I think that we are missing a significant part of this conversation.
Even if programmers never write a line of code that invokes IPv6, they need
to accommodate the effects of all the other programmers who aren't writing a
line of IPv6 code. CGN renders most application logs useless unless they
record source port as well as address. For many industries, logging of
transactions in a manner that allows you to track back to the originator of
the transaction is not optional. And yes that does translate to track back
to the ISP who (when presented with the appropriate piece of paper) can
convert the timestamp /IP address/ port combination to the customer who is
responsible for the account.
Even if programmers never write a line of code that invokes IPv6, they had
better be testing their Internet facing applications against users in pure
IPv4 environments; users in pure IPv6 environment using each of the
transition mechanism, and users in dual-stack environments.
I've spent more than a small amount of time explaining to vendors that

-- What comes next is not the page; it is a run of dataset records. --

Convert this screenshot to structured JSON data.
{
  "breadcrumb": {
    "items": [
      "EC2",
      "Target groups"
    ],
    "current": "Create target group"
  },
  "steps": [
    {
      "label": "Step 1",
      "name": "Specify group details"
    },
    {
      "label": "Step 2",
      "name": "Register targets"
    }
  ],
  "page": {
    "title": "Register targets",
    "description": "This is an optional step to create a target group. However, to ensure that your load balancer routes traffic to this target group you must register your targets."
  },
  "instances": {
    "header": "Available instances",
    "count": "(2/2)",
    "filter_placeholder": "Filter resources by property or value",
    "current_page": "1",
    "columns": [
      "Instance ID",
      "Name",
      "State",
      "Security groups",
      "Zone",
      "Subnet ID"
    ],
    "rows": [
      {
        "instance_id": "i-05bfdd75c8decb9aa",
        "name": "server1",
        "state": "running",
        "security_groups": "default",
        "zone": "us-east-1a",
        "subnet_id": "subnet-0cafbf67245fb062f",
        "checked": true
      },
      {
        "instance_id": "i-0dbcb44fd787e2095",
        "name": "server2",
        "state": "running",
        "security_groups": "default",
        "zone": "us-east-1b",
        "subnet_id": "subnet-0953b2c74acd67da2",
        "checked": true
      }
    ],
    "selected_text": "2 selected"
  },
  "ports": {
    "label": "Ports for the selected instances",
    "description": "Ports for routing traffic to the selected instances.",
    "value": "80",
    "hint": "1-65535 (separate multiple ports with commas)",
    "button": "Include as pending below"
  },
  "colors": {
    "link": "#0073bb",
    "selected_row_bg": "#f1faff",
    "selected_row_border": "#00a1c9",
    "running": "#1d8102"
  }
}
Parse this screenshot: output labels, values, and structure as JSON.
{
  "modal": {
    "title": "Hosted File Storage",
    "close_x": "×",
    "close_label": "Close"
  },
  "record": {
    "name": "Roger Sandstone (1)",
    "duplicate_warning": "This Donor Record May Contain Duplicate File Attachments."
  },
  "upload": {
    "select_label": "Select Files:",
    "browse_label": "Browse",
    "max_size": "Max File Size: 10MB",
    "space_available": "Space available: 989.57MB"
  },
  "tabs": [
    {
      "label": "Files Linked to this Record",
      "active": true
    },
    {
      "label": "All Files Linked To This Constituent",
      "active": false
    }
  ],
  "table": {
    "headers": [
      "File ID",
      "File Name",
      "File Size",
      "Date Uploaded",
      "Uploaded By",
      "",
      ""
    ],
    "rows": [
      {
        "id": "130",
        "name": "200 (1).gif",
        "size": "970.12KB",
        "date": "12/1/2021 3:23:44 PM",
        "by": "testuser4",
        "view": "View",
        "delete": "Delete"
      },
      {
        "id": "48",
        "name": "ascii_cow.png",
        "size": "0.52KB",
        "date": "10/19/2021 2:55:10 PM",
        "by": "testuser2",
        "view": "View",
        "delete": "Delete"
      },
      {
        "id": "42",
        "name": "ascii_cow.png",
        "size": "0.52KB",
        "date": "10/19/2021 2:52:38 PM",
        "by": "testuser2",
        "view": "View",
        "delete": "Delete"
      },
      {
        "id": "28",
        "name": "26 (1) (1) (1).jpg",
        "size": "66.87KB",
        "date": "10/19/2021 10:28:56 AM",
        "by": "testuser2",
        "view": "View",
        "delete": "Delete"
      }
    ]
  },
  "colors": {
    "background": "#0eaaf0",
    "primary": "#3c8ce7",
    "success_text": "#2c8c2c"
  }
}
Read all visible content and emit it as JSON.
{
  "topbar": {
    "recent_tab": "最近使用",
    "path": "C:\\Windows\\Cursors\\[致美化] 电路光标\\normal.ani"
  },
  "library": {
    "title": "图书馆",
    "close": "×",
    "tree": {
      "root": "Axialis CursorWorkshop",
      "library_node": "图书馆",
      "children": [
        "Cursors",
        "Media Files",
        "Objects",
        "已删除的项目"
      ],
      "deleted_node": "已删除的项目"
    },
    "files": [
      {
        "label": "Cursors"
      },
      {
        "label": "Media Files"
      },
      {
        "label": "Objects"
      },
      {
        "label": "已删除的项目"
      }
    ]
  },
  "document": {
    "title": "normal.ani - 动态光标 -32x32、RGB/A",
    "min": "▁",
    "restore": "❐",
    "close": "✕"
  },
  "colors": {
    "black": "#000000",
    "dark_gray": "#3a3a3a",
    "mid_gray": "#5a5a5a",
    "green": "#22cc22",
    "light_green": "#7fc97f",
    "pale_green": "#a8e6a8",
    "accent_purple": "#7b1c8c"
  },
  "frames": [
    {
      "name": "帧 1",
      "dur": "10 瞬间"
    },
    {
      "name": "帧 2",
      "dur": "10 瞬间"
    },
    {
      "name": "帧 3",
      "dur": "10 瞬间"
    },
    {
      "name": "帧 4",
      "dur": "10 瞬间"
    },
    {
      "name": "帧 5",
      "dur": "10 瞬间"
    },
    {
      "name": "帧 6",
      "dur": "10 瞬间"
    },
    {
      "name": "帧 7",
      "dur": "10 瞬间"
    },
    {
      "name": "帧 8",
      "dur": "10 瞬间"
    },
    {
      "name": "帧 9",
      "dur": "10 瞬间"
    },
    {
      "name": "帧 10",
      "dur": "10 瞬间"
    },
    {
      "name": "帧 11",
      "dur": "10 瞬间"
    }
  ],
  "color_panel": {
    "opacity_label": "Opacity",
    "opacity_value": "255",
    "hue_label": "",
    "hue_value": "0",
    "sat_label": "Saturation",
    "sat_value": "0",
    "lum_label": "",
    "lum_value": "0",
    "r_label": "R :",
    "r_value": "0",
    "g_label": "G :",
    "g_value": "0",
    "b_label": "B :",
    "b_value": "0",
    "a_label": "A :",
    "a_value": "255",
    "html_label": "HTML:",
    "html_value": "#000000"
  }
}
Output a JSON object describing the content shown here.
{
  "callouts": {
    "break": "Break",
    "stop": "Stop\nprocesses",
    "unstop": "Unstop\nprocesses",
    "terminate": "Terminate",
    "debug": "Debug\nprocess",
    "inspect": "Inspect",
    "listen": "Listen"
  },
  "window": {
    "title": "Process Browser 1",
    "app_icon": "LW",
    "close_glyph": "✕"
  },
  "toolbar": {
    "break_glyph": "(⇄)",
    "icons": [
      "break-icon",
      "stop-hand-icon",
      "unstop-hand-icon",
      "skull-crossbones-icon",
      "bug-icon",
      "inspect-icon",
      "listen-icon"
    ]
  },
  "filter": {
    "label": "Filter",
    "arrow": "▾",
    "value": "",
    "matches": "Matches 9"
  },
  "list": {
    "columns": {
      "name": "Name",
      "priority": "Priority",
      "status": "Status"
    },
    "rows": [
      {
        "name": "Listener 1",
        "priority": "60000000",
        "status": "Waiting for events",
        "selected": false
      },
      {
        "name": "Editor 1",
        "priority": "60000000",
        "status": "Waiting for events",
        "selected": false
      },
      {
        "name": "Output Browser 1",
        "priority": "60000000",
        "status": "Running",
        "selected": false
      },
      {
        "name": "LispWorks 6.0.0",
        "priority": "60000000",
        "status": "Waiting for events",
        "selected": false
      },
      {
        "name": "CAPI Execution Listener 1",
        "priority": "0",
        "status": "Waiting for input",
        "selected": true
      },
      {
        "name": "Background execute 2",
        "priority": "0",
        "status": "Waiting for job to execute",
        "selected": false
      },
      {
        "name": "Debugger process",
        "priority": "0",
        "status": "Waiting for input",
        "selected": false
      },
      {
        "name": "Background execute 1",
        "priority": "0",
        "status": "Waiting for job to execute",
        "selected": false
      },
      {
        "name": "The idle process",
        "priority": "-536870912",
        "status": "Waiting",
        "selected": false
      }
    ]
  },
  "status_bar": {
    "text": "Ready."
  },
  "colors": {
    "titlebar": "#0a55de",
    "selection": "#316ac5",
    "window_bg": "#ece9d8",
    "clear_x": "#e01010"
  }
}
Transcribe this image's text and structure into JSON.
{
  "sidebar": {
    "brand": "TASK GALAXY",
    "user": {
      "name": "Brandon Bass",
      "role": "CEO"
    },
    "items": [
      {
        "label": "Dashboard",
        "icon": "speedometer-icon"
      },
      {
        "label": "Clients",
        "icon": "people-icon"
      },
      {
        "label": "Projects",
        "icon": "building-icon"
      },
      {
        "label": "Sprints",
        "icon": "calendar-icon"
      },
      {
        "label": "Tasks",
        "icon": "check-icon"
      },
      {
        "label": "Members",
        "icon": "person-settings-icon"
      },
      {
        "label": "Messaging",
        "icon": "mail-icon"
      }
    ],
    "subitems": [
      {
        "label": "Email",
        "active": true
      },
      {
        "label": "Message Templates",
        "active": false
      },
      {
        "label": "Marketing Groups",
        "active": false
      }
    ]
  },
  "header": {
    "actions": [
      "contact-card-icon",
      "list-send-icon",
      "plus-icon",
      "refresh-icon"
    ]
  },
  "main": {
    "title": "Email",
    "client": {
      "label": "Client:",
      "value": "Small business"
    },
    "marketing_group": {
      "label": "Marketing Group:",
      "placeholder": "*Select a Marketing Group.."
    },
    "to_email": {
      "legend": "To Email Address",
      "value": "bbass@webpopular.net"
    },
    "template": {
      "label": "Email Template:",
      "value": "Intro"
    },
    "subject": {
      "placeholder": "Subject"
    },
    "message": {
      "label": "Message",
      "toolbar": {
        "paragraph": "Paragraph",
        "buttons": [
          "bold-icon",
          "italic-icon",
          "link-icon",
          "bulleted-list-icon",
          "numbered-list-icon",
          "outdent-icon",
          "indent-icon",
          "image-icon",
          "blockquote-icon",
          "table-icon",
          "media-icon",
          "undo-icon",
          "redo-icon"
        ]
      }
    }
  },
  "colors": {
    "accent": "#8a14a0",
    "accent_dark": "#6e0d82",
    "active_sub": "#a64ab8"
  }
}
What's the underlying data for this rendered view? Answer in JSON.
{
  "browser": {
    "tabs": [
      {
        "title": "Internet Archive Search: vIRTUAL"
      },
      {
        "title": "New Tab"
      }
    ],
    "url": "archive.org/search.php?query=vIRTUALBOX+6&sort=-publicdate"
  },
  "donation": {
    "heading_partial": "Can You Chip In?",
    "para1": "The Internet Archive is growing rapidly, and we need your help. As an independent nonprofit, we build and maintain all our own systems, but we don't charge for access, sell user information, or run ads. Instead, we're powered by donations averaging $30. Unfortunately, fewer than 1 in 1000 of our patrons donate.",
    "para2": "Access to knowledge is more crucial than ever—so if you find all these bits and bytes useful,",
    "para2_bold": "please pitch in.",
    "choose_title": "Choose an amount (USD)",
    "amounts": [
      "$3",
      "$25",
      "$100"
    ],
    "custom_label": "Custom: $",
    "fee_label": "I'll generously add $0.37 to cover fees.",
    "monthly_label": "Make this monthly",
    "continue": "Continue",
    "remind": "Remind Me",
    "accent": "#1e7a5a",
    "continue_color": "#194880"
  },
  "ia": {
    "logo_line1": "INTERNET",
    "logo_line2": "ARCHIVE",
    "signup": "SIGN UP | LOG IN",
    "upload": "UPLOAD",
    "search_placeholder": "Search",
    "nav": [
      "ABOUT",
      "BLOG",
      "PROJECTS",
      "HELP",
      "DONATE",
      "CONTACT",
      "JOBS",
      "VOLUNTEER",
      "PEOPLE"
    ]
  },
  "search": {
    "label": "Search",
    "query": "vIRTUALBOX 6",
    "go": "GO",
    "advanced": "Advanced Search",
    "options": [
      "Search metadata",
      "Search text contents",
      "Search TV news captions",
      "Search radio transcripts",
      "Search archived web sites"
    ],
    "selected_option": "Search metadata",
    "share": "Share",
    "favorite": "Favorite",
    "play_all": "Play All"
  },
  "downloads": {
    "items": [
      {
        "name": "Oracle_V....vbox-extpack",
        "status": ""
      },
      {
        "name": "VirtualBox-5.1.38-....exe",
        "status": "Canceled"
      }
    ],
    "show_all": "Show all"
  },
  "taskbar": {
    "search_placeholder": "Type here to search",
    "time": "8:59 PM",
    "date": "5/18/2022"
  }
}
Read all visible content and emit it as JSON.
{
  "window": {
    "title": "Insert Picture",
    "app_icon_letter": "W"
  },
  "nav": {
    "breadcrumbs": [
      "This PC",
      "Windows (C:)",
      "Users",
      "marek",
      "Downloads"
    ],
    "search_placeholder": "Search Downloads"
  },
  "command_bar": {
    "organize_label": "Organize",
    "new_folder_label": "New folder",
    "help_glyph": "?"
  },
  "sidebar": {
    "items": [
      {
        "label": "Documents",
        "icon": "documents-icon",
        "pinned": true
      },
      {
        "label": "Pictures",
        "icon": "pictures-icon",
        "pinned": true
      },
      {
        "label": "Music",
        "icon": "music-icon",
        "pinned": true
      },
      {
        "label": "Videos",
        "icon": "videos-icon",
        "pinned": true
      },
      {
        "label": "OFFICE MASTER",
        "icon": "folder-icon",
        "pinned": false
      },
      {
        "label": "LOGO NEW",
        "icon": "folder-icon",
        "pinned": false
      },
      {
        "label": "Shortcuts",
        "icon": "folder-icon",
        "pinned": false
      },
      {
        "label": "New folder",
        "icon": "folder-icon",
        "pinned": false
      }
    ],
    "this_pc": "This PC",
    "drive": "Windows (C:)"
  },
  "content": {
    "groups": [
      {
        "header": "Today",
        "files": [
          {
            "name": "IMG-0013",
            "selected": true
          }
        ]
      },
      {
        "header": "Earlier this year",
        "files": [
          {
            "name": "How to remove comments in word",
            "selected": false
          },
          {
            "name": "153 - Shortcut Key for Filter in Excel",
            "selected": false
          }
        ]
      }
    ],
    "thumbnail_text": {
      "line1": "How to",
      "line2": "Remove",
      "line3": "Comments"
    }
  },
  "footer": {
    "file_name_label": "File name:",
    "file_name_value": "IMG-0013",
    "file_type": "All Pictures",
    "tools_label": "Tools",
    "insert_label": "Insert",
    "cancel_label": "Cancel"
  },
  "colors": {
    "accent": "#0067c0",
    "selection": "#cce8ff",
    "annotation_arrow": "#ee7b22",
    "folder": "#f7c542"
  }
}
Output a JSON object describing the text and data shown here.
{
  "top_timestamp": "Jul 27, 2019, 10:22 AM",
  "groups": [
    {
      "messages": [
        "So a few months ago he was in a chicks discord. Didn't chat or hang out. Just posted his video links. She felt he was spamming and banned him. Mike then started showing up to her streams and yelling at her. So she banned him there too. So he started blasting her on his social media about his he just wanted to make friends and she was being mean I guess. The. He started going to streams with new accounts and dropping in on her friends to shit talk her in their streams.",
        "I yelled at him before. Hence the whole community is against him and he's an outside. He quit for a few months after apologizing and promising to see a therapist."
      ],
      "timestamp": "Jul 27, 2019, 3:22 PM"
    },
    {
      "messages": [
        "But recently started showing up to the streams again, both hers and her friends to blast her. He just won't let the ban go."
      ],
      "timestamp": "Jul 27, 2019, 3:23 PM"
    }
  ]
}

AI_ADDRCONFIG is a really good hint flag to have set. One vendor responded
that the change would require retesting everything. I'm afraid that he
wasn't happy when I pointed out that they obviously hadn't tested the first
time and that as the customer, I was entitled to at least one full set of
(successful) pre-delivery testing.
> -----Original Message-----
> From: Owen DeLong [mailto:owen at delong.com]
> Sent: Tuesday, November 27, 2012 6:48 PM
> To: Jared Mauch
> Cc: nanog at nanog.org
> Subject: Re: "Programmers can't get IPv6 thus that is why they do not have
> IPv6 in their applications"....
> >> I agree that some of it comes down to knowledge; most programmers
> >> learn from experience and lets face it unless you go looking your
> >> unlikely to run into IPv6 even as of yet. I believe as the ISP
> >> implements IPv6 and companies get more demand on the customer facing
> >> side of things it will pick up quickly.
> > Sure, using gethostbyname() is certainly easier to find code examples,
> not impossible to find other examples.
> Pretty much everything you need to know about taking your applications
> from mono-stack to dual-stack.
> Includes an example application implemented in IPv4 only and ported to
> stack in C, PERL, and Python.
> >> In our datacenters all our software is built with IPv6 addressing
> >> supported but we have yet to build the logic stack as we are waiting
> >> for the demand. It makes no sense to build all the support just
> >> because when there are other important things to do.
> > There is something else. Many people "cheated" and stuck a 2^32 number
> in an integer datatype for their SQL or other servers. They don't work as
> with 2^128 sized IPs. They have to undertake the actual effort of storing
> their data in a proper datatype instead of cheating. I've seen this
> over and likely is a significant impediment just as the gethostbyname vs
> getaddrinfo() system call translations may be.
> It's actually pretty easy to change the datatype in an SQL database, so
> shouldn't be that much of an impediment.